"Everybody who works at this company is very casual," Cauley explains. No matter what kind of place the company decides to open, the key is to "take the ideas and philosophies that back up fine dining -- any kind of fine dining -- and bring that into your business."
Which is good advice for anyone looking to get in at the bottom of this newest upswing in food and attitudes, and really the only rational advice to give anyrestaurateur: Do the best you can with every table, all the time.
Do that, and maybe you'll be around long enough to complain the next time the scene takes a nosedive.

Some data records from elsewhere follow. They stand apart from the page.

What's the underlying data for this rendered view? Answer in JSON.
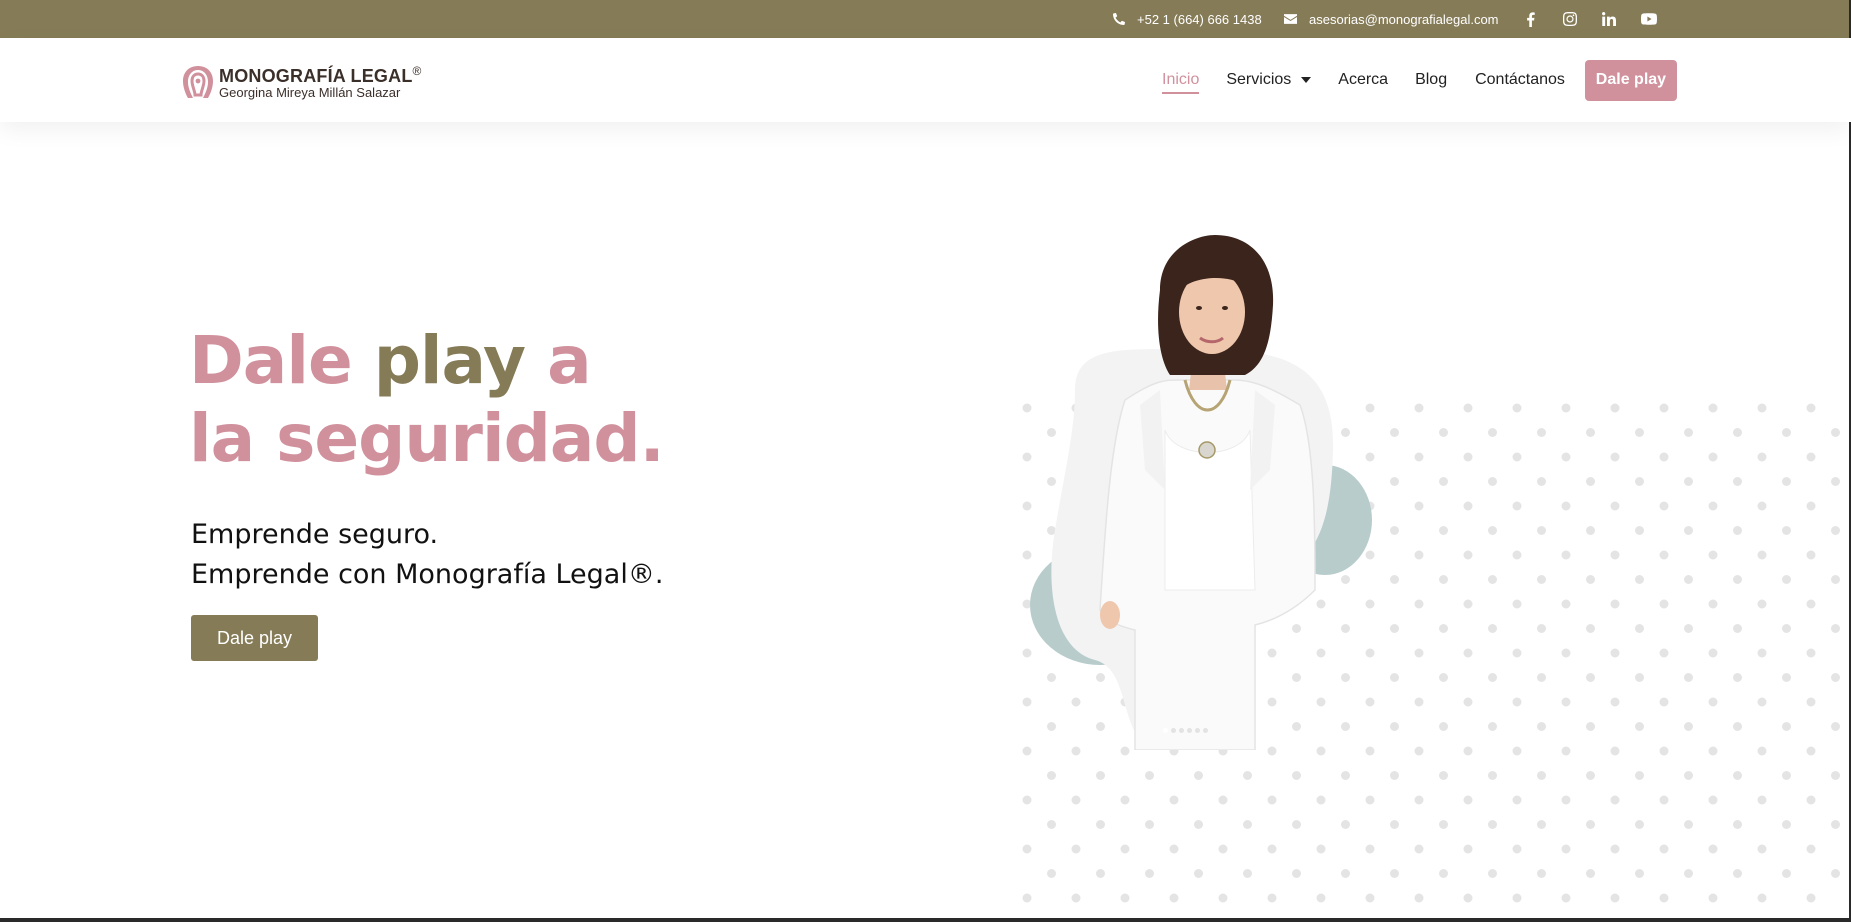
{
  "topbar": {
    "phone": "+52 1 (664) 666 1438",
    "email": "asesorias@monografialegal.com",
    "social": [
      "facebook-icon",
      "instagram-icon",
      "linkedin-icon",
      "youtube-icon"
    ]
  },
  "brand": {
    "title": "MONOGRAFÍA LEGAL",
    "registered": "®",
    "subtitle": "Georgina Mireya Millán Salazar"
  },
  "nav": {
    "items": [
      {
        "label": "Inicio",
        "active": true
      },
      {
        "label": "Servicios",
        "has_dropdown": true
      },
      {
        "label": "Acerca"
      },
      {
        "label": "Blog"
      },
      {
        "label": "Contáctanos"
      }
    ],
    "cta_label": "Dale play"
  },
  "hero": {
    "title_part1": "Dale ",
    "title_accent": "play",
    "title_part2": " a",
    "title_line2": "la seguridad.",
    "subtitle_line1": "Emprende seguro.",
    "subtitle_line2": "Emprende con Monografía Legal®.",
    "cta_label": "Dale play",
    "carousel_slide_count": 6,
    "carousel_active_index": 0
  },
  "colors": {
    "brand_olive": "#857b57",
    "brand_pink": "#d0919d",
    "blob_teal": "#b8cccc"
  }
}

Leftovers: Double props for Jennifer Jasinski this week. First, there was the Beard House thing; now her smilin' mug is in the "Top Tables" section of the June Bon Appétit. She's in the mix (obviously) for her work at Rioja, but the bar gets a bump, too, with its pomeginger cocktail named the best drink in Denver.
Tarbell and Cauley earn the next slot with the Oven, their "modern-day pizza parlor," and one of the desserts I didn't mention in my review, a homemade cinnamon doughnut with chocolate-espresso mousse. And Frascarounds out the section, getting nods for both Bobby Stuckey's grape juice and Lachlan Mackinnon-Patterson's grub.
Up in the hills (and far from the glare of the foodie spotlight), the Tivoli Deer in Kittredge has been sold to Dave Rodriguez, who's opened the Black Hat Cattle Company in the space, replacing Scandinavian fare with steaks. Also in Kittredge, the creekside spot that was once Dick's Hickory Dock is now Flaming River, with an emphasis on Mexican food rather than barbecue. And Cafe Prague has left Georgetown but reopened in Morrison. The reason for the move? "Business," says owner Thomas Stibral. "It was hard to survive with business only four months out of the year." But that hasn't stopped some of the old Cafe Prague crew from trying to make a go of things in Georgetown; the old space is now up and running as the New Prague Restaurant.